The recommendation from the Crops Committee states that there are few viable alternatives currently available for organic producers. However, the technical review prepared for the committee suggests that there are several alternative materials and practices that some farmers are currently using and which more could use. These include castor bean oil, which is known to be a rodent repellant, as well as practices such as planting naturally repellant crops, use of mechanical traps, and introduction of natural predators, such as cats or owls.
Lignin Sulfonate – Lignin sulfonate is a chemical that is used as a “floatation agent” that is added to water in the processing of apples and pears. The substance increases the density of the water, making the fruits float, and thus making them less likely to be damaged in processing. Lignin sulfonate is also used as a soil amendment for the purposes of both dust suppression and as a chelating agent, meaning that it binds with micronutrients and enables them to be more effectively taken up by plants.
When wastewater containing lignin sulfonate is dumped into the environment, it can have drastic effects on wildlife. It can remove dissolved oxygen from water as well as increase acidity, killing aquatic life and exacerbating pollution.

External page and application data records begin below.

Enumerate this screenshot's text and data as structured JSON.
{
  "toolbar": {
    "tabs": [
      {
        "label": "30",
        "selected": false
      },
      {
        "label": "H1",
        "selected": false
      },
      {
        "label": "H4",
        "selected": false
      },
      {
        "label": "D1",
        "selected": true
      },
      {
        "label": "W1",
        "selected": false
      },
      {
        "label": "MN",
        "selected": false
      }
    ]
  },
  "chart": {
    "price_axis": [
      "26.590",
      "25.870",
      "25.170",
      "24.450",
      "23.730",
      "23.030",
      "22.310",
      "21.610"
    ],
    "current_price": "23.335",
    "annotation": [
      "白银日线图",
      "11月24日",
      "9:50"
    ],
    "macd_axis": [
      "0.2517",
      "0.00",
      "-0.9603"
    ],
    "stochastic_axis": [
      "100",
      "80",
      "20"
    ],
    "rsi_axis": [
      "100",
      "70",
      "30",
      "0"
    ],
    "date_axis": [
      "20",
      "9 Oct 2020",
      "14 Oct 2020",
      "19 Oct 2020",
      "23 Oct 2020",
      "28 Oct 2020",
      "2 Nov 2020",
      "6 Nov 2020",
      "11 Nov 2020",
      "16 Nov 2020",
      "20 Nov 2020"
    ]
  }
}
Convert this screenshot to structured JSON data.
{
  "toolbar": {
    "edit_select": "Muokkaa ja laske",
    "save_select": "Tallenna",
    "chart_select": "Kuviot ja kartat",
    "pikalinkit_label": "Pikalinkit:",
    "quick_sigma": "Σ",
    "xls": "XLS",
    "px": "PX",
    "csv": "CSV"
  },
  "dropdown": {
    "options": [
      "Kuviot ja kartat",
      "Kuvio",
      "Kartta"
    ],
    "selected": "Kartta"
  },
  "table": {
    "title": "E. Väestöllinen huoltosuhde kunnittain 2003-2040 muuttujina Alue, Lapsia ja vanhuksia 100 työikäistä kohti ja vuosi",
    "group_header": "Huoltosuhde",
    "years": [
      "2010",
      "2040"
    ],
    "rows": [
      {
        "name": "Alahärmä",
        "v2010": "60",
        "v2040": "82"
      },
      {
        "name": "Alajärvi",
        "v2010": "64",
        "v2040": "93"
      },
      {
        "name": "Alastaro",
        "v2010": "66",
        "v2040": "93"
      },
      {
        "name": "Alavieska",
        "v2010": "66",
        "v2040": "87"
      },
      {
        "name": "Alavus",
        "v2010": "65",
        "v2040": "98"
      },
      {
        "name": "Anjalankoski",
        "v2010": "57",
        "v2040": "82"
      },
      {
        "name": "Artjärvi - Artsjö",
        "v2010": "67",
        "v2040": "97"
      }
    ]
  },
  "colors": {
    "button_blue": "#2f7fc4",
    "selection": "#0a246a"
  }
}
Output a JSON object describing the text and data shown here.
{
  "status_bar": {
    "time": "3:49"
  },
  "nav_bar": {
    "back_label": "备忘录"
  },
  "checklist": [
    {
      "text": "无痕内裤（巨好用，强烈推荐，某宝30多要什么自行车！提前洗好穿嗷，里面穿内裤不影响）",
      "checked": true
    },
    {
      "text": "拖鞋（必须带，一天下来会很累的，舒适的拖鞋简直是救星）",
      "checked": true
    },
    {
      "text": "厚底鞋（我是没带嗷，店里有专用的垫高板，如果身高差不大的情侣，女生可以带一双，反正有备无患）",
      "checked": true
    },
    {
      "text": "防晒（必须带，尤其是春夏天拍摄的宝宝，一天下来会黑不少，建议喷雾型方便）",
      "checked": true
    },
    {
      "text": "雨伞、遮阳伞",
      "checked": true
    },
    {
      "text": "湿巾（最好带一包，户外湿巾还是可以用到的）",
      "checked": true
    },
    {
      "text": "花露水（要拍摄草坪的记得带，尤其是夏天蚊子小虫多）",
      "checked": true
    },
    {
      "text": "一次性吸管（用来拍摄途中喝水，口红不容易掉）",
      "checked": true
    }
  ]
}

Support the Crops Committee’s recommendation requiring farmers and processors to document their wastewater disposal practices in order to prevent adverse impacts on aquatic species.
Magnesium Sulfate – Magnesium sulfate is a material that is currently allowed in organic production for use as a plant micronutrient in the form of a soil amendment, and only when there is a documented deficiency of the nutrient in the soil. It is available in both synthetic and natural forms, with both currently being allowed for use on the National List. However, the Crops Committee has expressed their view that it is inconsistent with organic principles to allow the use of a synthetic material where there is an available naturally-based option, providing that the natural form is equally as effective as the synthetic. Beyond Pesticides urges support for this position.
Other substances/inputs will be added here prior to the filing deadline. Please check back.